As of writing, the game probably has consumed close to fifty or seventy-five gigabytes of my storage. Sometimes, when booting up, a screen pops up stating that an update needs to be installed for the game. This is pretty normal, and wouldn’t elicit a complaint from me were it not for my own personal situation regarding availability to play games. Sometimes, when there isn’t enough network space, updates can take all day (or night, which is when I mostly play games anyways). Lately, the updates have stopped coming in with as much frequency, but that doesn’t mean that starting the game up is any faster.
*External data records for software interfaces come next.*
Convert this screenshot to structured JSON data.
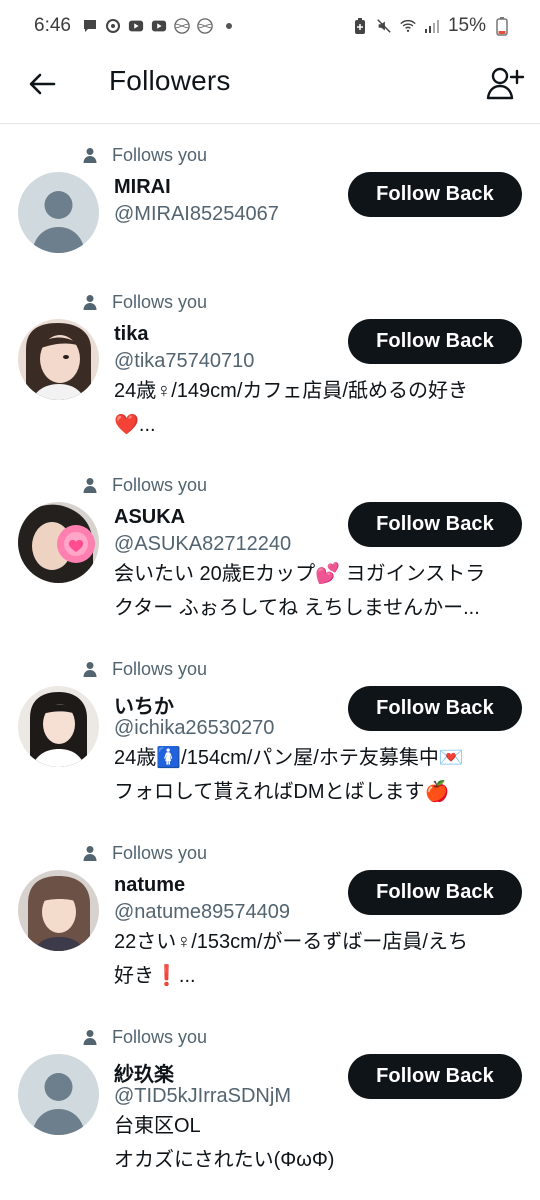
{
  "status_bar": {
    "time": "6:46",
    "battery": "15%"
  },
  "header": {
    "title": "Followers"
  },
  "followers": [
    {
      "follows_label": "Follows you",
      "name": "MIRAI",
      "handle": "@MIRAI85254067",
      "bio_line1": "",
      "bio_line2": "",
      "button": "Follow Back",
      "avatar": "default"
    },
    {
      "follows_label": "Follows you",
      "name": "tika",
      "handle": "@tika75740710",
      "bio_line1": "24歳♀/149cm/カフェ店員/舐めるの好き",
      "bio_line2": "❤️...",
      "button": "Follow Back",
      "avatar": "photo"
    },
    {
      "follows_label": "Follows you",
      "name": "ASUKA",
      "handle": "@ASUKA82712240",
      "bio_line1": "会いたい 20歳Eカップ💕 ヨガインストラ",
      "bio_line2": "クター ふぉろしてね えちしませんかー...",
      "button": "Follow Back",
      "avatar": "photo"
    },
    {
      "follows_label": "Follows you",
      "name": "いちか",
      "handle": "@ichika26530270",
      "bio_line1": "24歳🚺/154cm/パン屋/ホテ友募集中💌",
      "bio_line2": "フォロして貰えればDMとばします🍎",
      "button": "Follow Back",
      "avatar": "photo"
    },
    {
      "follows_label": "Follows you",
      "name": "natume",
      "handle": "@natume89574409",
      "bio_line1": "22さい♀/153cm/がーるずばー店員/えち",
      "bio_line2": "好き❗...",
      "button": "Follow Back",
      "avatar": "photo"
    },
    {
      "follows_label": "Follows you",
      "name": "紗玖楽",
      "handle": "@TID5kJIrraSDNjM",
      "bio_line1": "台東区OL",
      "bio_line2": "オカズにされたい(ΦωΦ)",
      "button": "Follow Back",
      "avatar": "default"
    }
  ]
}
The game opens with a screen that states “first time loading may take several minutes” or something like it. I took this to mean that that the very first time ever loading, this would happen, but it is an occurrence with each time loading the game. This ultimately isn’t too bad a thing, but my game has completely frozen my computer at least once during this loading screen. Although frustrating, it is ultimately one of only two technical difficulties (the other being the near-constant updates) that impede gameplay.
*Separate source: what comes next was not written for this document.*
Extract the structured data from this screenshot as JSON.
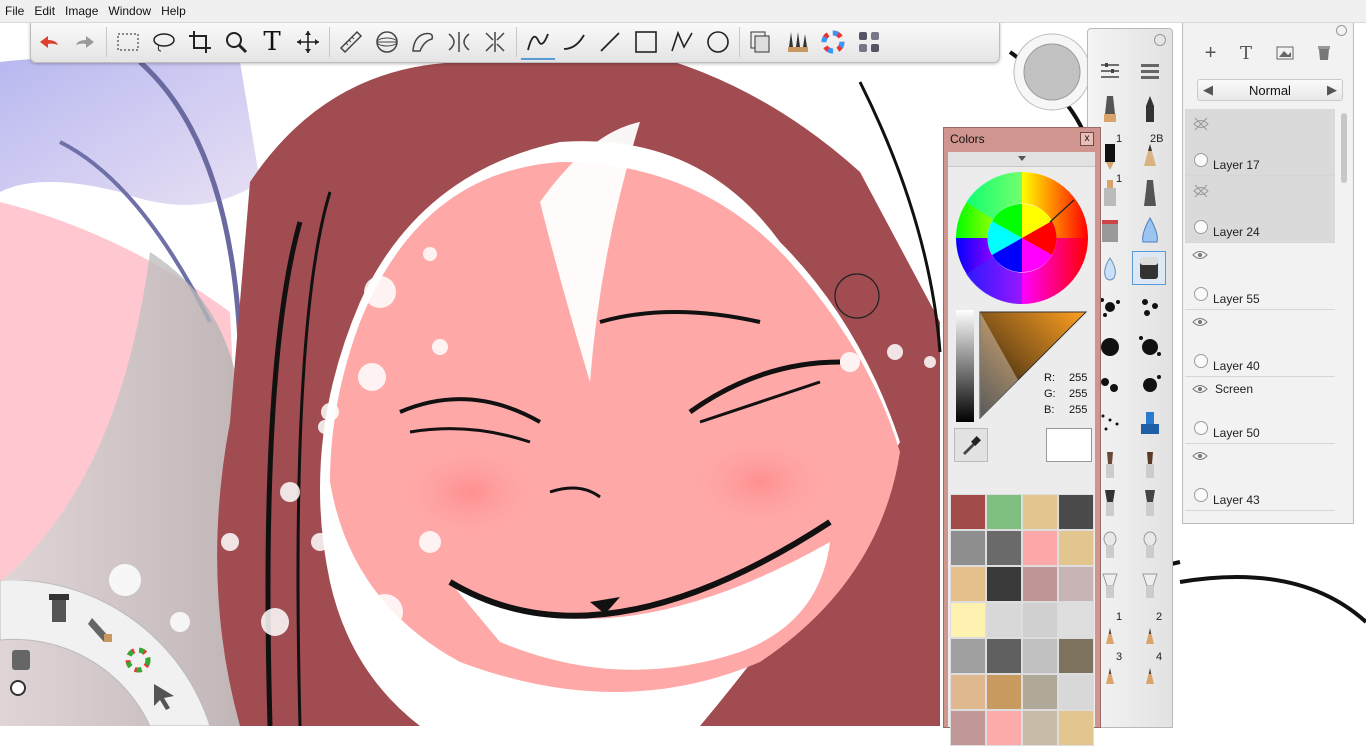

If there is a saving grace to Pathfinder: Kingmaker, it’s that the exploration actually is pretty fun, if on a basic level. It’s fun to find loot and craft some of the characters into fighting machines that can aid in my tactics and quest progression. However, it still goes to show that the narrative at hand, even with the stakes being high (as is all too often the case in countless works of fantasy) just isn’t very interesting. Although each of the party members want something, their inner characters are ultimately shallow. Harrim the dwarf is depressed, Amiri the barbarian likes her sword, Linzi likes to read (admirable but lacking), Regongar is a sexy half-orc who likes to drink, and so on. I find myself skipping their dialogue texts (only pausing on alignment choices because I like to be consistent) during conversations because it’s ultimately just more pointless worldbuilding rather than anything interesting. But the gameplay suffices, if only in an adequate fashion.
* The product in this article was sent to us by the developer/company.
I am Nicholas Leon. My nickname is Nick, and it all started when I fired up Super Mario 64. I then moved on to the Zelda series (I beat Wind Waker on my dad's old save file a couple years ago) and other Nintendo products. I then moved on to Microsoft products where I have played the majority of my games.
I got into first-person shooters in middle school, and although my interest in them has subsided over time, there are still plenty of interesting titles in that area. My first foray into online gaming happened in high school with Battlefield 3.
Now, I'm getting more into PC gaming, and I also just bought my first PS4. and own my very first Pokemon game in Moon.
I love intelligent games. That doesn't mean they have to be smart, they just have to know what they are. Action, horror, RPGs, Wii Sports, you name it. I'm always down for new adventures.View Profile